ACTION ITEM :: A complete and exact copy of the data below is the task.

────

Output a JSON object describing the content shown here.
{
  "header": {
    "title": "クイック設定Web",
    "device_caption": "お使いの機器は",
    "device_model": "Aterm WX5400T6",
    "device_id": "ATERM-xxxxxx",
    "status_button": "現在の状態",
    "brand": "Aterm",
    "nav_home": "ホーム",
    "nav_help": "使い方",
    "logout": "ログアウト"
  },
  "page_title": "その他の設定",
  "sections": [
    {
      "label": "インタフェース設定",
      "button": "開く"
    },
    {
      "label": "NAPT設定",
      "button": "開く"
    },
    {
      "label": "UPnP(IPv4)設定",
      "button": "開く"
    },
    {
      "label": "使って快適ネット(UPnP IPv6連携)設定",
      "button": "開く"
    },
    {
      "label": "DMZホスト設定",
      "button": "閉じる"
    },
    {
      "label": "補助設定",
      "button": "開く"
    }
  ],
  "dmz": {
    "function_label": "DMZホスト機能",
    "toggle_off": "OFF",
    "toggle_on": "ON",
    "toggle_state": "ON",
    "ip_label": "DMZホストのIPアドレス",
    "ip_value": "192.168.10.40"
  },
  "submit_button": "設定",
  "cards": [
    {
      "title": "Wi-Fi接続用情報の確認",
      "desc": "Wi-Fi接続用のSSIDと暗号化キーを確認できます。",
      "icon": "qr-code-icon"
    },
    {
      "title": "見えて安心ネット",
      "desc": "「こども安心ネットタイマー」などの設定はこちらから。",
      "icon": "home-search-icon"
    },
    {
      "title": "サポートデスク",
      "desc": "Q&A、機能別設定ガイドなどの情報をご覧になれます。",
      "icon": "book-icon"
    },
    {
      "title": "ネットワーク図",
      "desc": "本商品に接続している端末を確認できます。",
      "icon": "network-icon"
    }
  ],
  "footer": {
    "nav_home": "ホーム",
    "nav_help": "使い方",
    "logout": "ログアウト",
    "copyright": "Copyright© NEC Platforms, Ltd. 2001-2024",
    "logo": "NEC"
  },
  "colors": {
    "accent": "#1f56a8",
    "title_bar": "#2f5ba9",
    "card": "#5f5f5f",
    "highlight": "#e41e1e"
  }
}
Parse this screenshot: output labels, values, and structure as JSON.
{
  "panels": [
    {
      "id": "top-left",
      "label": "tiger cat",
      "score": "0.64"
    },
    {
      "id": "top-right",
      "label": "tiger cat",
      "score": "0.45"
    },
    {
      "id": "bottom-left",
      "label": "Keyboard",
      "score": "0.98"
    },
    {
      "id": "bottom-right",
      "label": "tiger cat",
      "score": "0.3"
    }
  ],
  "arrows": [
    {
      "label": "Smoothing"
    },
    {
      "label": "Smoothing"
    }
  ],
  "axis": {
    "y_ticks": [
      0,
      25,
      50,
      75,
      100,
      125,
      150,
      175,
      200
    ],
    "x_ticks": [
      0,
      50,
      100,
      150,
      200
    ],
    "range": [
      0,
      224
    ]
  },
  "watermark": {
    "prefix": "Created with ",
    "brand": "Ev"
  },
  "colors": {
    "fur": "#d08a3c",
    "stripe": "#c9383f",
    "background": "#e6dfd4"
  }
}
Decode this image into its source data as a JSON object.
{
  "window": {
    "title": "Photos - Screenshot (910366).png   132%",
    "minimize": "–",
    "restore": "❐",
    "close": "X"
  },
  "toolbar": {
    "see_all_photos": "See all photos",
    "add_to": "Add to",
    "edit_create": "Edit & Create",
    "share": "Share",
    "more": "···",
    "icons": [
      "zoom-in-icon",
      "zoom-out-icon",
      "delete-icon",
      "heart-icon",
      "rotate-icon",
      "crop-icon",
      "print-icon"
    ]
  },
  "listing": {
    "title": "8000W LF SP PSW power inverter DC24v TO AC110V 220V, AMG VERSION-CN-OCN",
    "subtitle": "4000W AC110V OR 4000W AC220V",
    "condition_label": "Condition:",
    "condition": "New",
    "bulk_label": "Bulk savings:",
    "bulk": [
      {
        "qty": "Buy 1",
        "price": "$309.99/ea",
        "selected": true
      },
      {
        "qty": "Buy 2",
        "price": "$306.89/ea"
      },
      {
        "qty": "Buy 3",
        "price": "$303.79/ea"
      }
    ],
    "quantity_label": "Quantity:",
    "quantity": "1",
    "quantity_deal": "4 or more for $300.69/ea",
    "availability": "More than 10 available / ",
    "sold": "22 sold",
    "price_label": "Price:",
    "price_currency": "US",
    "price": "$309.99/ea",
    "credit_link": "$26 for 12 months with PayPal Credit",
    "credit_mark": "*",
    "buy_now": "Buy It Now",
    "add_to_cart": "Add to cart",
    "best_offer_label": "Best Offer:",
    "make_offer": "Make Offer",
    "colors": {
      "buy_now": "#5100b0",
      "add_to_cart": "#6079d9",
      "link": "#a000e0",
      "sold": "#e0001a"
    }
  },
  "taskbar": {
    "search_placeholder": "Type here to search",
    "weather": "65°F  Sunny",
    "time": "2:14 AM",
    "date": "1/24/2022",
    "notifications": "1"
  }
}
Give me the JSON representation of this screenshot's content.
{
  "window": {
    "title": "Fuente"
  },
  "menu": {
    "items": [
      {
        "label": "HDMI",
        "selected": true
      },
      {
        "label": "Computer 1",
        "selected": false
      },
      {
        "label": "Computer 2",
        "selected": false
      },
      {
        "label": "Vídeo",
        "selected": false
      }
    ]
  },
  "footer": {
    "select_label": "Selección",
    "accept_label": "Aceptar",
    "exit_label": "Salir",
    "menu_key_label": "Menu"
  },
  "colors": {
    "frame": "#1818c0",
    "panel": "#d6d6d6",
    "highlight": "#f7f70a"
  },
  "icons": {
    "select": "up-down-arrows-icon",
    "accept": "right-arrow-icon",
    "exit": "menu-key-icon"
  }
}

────

RESULT FOR THIS TASK ::
Output a JSON object describing the content shown here.
{
  "header": {
    "title": "クイック設定Web",
    "device_caption": "お使いの機器は",
    "device_model": "Aterm WX5400T6",
    "device_id": "ATERM-xxxxxx",
    "status_button": "現在の状態",
    "brand": "Aterm",
    "nav_home": "ホーム",
    "nav_help": "使い方",
    "logout": "ログアウト"
  },
  "page_title": "その他の設定",
  "sections": [
    {
      "label": "インタフェース設定",
      "button": "開く"
    },
    {
      "label": "NAPT設定",
      "button": "開く"
    },
    {
      "label": "UPnP(IPv4)設定",
      "button": "開く"
    },
    {
      "label": "使って快適ネット(UPnP IPv6連携)設定",
      "button": "開く"
    },
    {
      "label": "DMZホスト設定",
      "button": "閉じる"
    },
    {
      "label": "補助設定",
      "button": "開く"
    }
  ],
  "dmz": {
    "function_label": "DMZホスト機能",
    "toggle_off": "OFF",
    "toggle_on": "ON",
    "toggle_state": "ON",
    "ip_label": "DMZホストのIPアドレス",
    "ip_value": "192.168.10.40"
  },
  "submit_button": "設定",
  "cards": [
    {
      "title": "Wi-Fi接続用情報の確認",
      "desc": "Wi-Fi接続用のSSIDと暗号化キーを確認できます。",
      "icon": "qr-code-icon"
    },
    {
      "title": "見えて安心ネット",
      "desc": "「こども安心ネットタイマー」などの設定はこちらから。",
      "icon": "home-search-icon"
    },
    {
      "title": "サポートデスク",
      "desc": "Q&A、機能別設定ガイドなどの情報をご覧になれます。",
      "icon": "book-icon"
    },
    {
      "title": "ネットワーク図",
      "desc": "本商品に接続している端末を確認できます。",
      "icon": "network-icon"
    }
  ],
  "footer": {
    "nav_home": "ホーム",
    "nav_help": "使い方",
    "logout": "ログアウト",
    "copyright": "Copyright© NEC Platforms, Ltd. 2001-2024",
    "logo": "NEC"
  },
  "colors": {
    "accent": "#1f56a8",
    "title_bar": "#2f5ba9",
    "card": "#5f5f5f",
    "highlight": "#e41e1e"
  }
}
Parse this screenshot: output labels, values, and structure as JSON.
{
  "panels": [
    {
      "id": "top-left",
      "label": "tiger cat",
      "score": "0.64"
    },
    {
      "id": "top-right",
      "label": "tiger cat",
      "score": "0.45"
    },
    {
      "id": "bottom-left",
      "label": "Keyboard",
      "score": "0.98"
    },
    {
      "id": "bottom-right",
      "label": "tiger cat",
      "score": "0.3"
    }
  ],
  "arrows": [
    {
      "label": "Smoothing"
    },
    {
      "label": "Smoothing"
    }
  ],
  "axis": {
    "y_ticks": [
      0,
      25,
      50,
      75,
      100,
      125,
      150,
      175,
      200
    ],
    "x_ticks": [
      0,
      50,
      100,
      150,
      200
    ],
    "range": [
      0,
      224
    ]
  },
  "watermark": {
    "prefix": "Created with ",
    "brand": "Ev"
  },
  "colors": {
    "fur": "#d08a3c",
    "stripe": "#c9383f",
    "background": "#e6dfd4"
  }
}
Decode this image into its source data as a JSON object.
{
  "window": {
    "title": "Photos - Screenshot (910366).png   132%",
    "minimize": "–",
    "restore": "❐",
    "close": "X"
  },
  "toolbar": {
    "see_all_photos": "See all photos",
    "add_to": "Add to",
    "edit_create": "Edit & Create",
    "share": "Share",
    "more": "···",
    "icons": [
      "zoom-in-icon",
      "zoom-out-icon",
      "delete-icon",
      "heart-icon",
      "rotate-icon",
      "crop-icon",
      "print-icon"
    ]
  },
  "listing": {
    "title": "8000W LF SP PSW power inverter DC24v TO AC110V 220V, AMG VERSION-CN-OCN",
    "subtitle": "4000W AC110V OR 4000W AC220V",
    "condition_label": "Condition:",
    "condition": "New",
    "bulk_label": "Bulk savings:",
    "bulk": [
      {
        "qty": "Buy 1",
        "price": "$309.99/ea",
        "selected": true
      },
      {
        "qty": "Buy 2",
        "price": "$306.89/ea"
      },
      {
        "qty": "Buy 3",
        "price": "$303.79/ea"
      }
    ],
    "quantity_label": "Quantity:",
    "quantity": "1",
    "quantity_deal": "4 or more for $300.69/ea",
    "availability": "More than 10 available / ",
    "sold": "22 sold",
    "price_label": "Price:",
    "price_currency": "US",
    "price": "$309.99/ea",
    "credit_link": "$26 for 12 months with PayPal Credit",
    "credit_mark": "*",
    "buy_now": "Buy It Now",
    "add_to_cart": "Add to cart",
    "best_offer_label": "Best Offer:",
    "make_offer": "Make Offer",
    "colors": {
      "buy_now": "#5100b0",
      "add_to_cart": "#6079d9",
      "link": "#a000e0",
      "sold": "#e0001a"
    }
  },
  "taskbar": {
    "search_placeholder": "Type here to search",
    "weather": "65°F  Sunny",
    "time": "2:14 AM",
    "date": "1/24/2022",
    "notifications": "1"
  }
}
Give me the JSON representation of this screenshot's content.
{
  "window": {
    "title": "Fuente"
  },
  "menu": {
    "items": [
      {
        "label": "HDMI",
        "selected": true
      },
      {
        "label": "Computer 1",
        "selected": false
      },
      {
        "label": "Computer 2",
        "selected": false
      },
      {
        "label": "Vídeo",
        "selected": false
      }
    ]
  },
  "footer": {
    "select_label": "Selección",
    "accept_label": "Aceptar",
    "exit_label": "Salir",
    "menu_key_label": "Menu"
  },
  "colors": {
    "frame": "#1818c0",
    "panel": "#d6d6d6",
    "highlight": "#f7f70a"
  },
  "icons": {
    "select": "up-down-arrows-icon",
    "accept": "right-arrow-icon",
    "exit": "menu-key-icon"
  }
}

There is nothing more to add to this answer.